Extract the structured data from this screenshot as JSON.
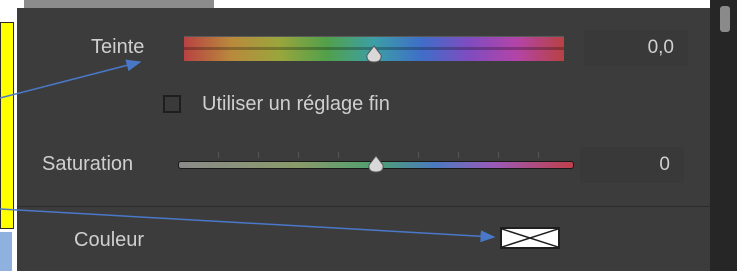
{
  "color_panel": {
    "hue": {
      "label": "Teinte",
      "value": "0,0",
      "level_percent": 50
    },
    "fine_adjust": {
      "label": "Utiliser un réglage fin",
      "checked": false
    },
    "saturation": {
      "label": "Saturation",
      "value": "0",
      "level_percent": 50
    },
    "color": {
      "label": "Couleur"
    }
  },
  "colors": {
    "panel_bg": "#3c3c3c",
    "text": "#cfcfcf",
    "annotation_yellow": "#ffff00",
    "annotation_arrow": "#4a78c8"
  }
}
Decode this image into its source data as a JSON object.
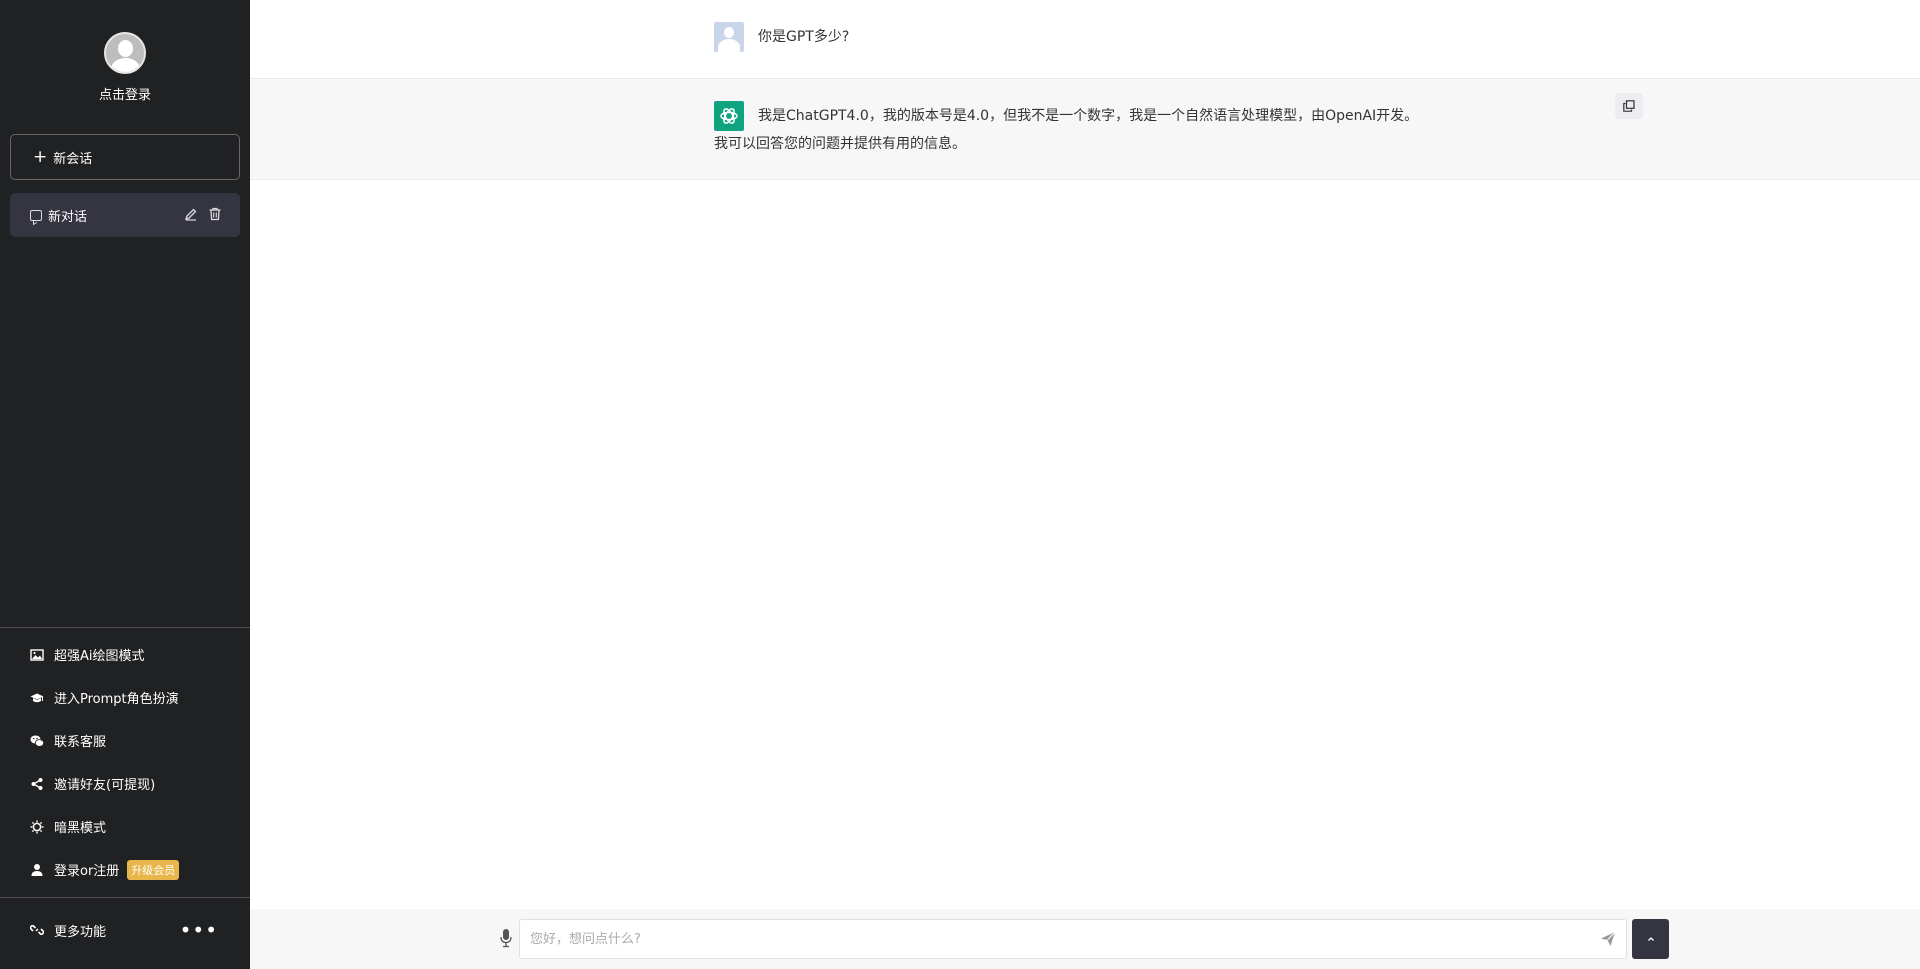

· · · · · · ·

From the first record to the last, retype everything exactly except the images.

Extract the structured data from this screenshot as JSON.
{
  "color_panel": {
    "hue": {
      "label": "Teinte",
      "value": "0,0",
      "level_percent": 50
    },
    "fine_adjust": {
      "label": "Utiliser un réglage fin",
      "checked": false
    },
    "saturation": {
      "label": "Saturation",
      "value": "0",
      "level_percent": 50
    },
    "color": {
      "label": "Couleur"
    }
  },
  "colors": {
    "panel_bg": "#3c3c3c",
    "text": "#cfcfcf",
    "annotation_yellow": "#ffff00",
    "annotation_arrow": "#4a78c8"
  }
}
Decode this image into its source data as a JSON object.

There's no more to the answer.